EXERCISE DIRECTIONS:
Please reproduce the entries below exactly, omitting any images they contain.

RECORDS FOR THE EXERCISE:

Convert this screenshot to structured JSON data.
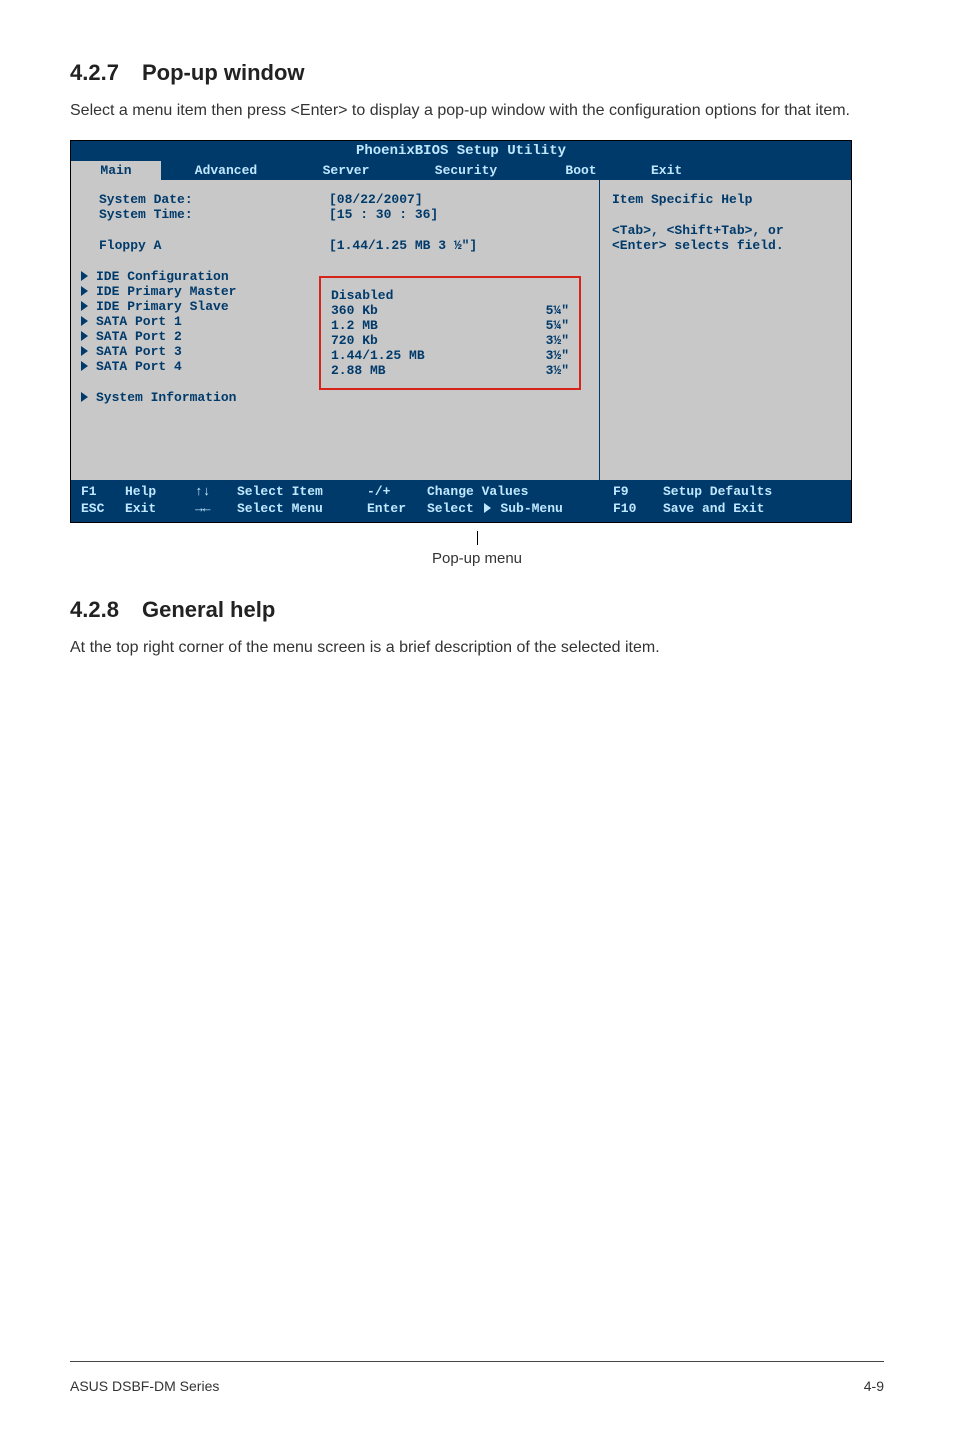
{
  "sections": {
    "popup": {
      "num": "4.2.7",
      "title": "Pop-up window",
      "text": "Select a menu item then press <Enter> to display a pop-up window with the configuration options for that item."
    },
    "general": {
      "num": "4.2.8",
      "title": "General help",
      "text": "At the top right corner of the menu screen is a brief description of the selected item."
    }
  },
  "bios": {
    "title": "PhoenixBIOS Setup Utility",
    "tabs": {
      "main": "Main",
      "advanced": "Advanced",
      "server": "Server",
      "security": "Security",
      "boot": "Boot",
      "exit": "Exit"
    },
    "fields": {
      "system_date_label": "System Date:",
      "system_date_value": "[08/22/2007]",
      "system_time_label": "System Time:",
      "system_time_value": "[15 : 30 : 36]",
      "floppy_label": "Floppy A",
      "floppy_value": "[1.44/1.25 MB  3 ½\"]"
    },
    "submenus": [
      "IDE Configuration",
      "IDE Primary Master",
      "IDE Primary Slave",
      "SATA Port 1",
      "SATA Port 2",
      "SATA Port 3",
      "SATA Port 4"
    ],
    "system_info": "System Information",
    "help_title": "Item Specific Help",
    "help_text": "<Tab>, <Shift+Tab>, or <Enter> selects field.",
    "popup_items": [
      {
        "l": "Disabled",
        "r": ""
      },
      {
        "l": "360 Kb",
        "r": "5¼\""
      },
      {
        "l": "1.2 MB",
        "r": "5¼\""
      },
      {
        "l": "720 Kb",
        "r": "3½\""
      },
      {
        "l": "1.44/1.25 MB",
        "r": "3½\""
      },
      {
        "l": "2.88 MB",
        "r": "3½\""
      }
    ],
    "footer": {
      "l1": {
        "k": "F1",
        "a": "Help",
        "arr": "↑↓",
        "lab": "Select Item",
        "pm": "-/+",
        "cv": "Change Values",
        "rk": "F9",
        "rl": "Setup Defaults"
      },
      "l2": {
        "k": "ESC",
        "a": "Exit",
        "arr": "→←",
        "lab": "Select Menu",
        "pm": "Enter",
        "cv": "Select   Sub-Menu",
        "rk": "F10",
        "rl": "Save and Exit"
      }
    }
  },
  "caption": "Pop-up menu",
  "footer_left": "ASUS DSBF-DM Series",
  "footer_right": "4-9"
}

RESULT FOR THIS EXERCISE:
Convert this screenshot to structured JSON data.
{
  "sections": {
    "popup": {
      "num": "4.2.7",
      "title": "Pop-up window",
      "text": "Select a menu item then press <Enter> to display a pop-up window with the configuration options for that item."
    },
    "general": {
      "num": "4.2.8",
      "title": "General help",
      "text": "At the top right corner of the menu screen is a brief description of the selected item."
    }
  },
  "bios": {
    "title": "PhoenixBIOS Setup Utility",
    "tabs": {
      "main": "Main",
      "advanced": "Advanced",
      "server": "Server",
      "security": "Security",
      "boot": "Boot",
      "exit": "Exit"
    },
    "fields": {
      "system_date_label": "System Date:",
      "system_date_value": "[08/22/2007]",
      "system_time_label": "System Time:",
      "system_time_value": "[15 : 30 : 36]",
      "floppy_label": "Floppy A",
      "floppy_value": "[1.44/1.25 MB  3 ½\"]"
    },
    "submenus": [
      "IDE Configuration",
      "IDE Primary Master",
      "IDE Primary Slave",
      "SATA Port 1",
      "SATA Port 2",
      "SATA Port 3",
      "SATA Port 4"
    ],
    "system_info": "System Information",
    "help_title": "Item Specific Help",
    "help_text": "<Tab>, <Shift+Tab>, or <Enter> selects field.",
    "popup_items": [
      {
        "l": "Disabled",
        "r": ""
      },
      {
        "l": "360 Kb",
        "r": "5¼\""
      },
      {
        "l": "1.2 MB",
        "r": "5¼\""
      },
      {
        "l": "720 Kb",
        "r": "3½\""
      },
      {
        "l": "1.44/1.25 MB",
        "r": "3½\""
      },
      {
        "l": "2.88 MB",
        "r": "3½\""
      }
    ],
    "footer": {
      "l1": {
        "k": "F1",
        "a": "Help",
        "arr": "↑↓",
        "lab": "Select Item",
        "pm": "-/+",
        "cv": "Change Values",
        "rk": "F9",
        "rl": "Setup Defaults"
      },
      "l2": {
        "k": "ESC",
        "a": "Exit",
        "arr": "→←",
        "lab": "Select Menu",
        "pm": "Enter",
        "cv": "Select   Sub-Menu",
        "rk": "F10",
        "rl": "Save and Exit"
      }
    }
  },
  "caption": "Pop-up menu",
  "footer_left": "ASUS DSBF-DM Series",
  "footer_right": "4-9"
}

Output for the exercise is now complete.